_Your task_. Report all lines below with the word "JSON".

_Supplied records_.
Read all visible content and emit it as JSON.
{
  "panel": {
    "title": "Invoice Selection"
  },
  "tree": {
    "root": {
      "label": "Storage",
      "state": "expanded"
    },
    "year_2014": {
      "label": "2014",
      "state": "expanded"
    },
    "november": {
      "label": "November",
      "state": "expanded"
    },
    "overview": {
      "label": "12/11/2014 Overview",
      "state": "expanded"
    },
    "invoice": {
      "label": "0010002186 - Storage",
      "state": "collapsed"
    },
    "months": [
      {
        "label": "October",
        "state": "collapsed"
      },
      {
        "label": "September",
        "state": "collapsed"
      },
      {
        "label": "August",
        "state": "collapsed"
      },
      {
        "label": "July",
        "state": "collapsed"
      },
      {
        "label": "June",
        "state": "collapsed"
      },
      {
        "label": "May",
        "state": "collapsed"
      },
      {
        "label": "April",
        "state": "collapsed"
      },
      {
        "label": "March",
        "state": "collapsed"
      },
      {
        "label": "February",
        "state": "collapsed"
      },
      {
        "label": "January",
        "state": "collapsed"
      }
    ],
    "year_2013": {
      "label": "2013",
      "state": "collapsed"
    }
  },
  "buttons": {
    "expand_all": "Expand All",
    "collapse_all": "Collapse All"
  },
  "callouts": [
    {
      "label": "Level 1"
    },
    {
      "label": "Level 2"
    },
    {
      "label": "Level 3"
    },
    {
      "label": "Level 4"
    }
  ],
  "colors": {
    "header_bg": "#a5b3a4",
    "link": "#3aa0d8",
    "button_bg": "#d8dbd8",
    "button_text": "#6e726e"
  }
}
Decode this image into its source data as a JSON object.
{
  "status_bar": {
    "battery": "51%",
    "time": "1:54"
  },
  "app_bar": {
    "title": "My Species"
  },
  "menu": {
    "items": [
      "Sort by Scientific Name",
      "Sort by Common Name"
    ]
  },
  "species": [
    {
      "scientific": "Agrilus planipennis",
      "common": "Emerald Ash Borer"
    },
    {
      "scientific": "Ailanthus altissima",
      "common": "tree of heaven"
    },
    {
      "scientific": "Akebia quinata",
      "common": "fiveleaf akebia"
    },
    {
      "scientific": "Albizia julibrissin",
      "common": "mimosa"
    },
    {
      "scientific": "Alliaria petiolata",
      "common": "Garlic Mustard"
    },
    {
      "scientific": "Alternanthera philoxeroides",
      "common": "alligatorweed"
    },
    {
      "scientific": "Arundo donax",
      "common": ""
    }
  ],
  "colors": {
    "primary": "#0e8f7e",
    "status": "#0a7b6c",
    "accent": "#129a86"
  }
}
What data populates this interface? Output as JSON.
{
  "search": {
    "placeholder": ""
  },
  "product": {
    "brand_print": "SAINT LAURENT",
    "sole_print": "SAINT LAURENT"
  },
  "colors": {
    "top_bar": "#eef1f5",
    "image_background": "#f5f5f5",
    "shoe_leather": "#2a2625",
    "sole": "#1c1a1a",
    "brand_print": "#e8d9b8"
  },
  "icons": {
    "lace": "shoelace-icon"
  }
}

_Solution to this problem_.
Read all visible content and emit it as JSON.
Decode this image into its source data as a JSON object.
What data populates this interface? Output as JSON.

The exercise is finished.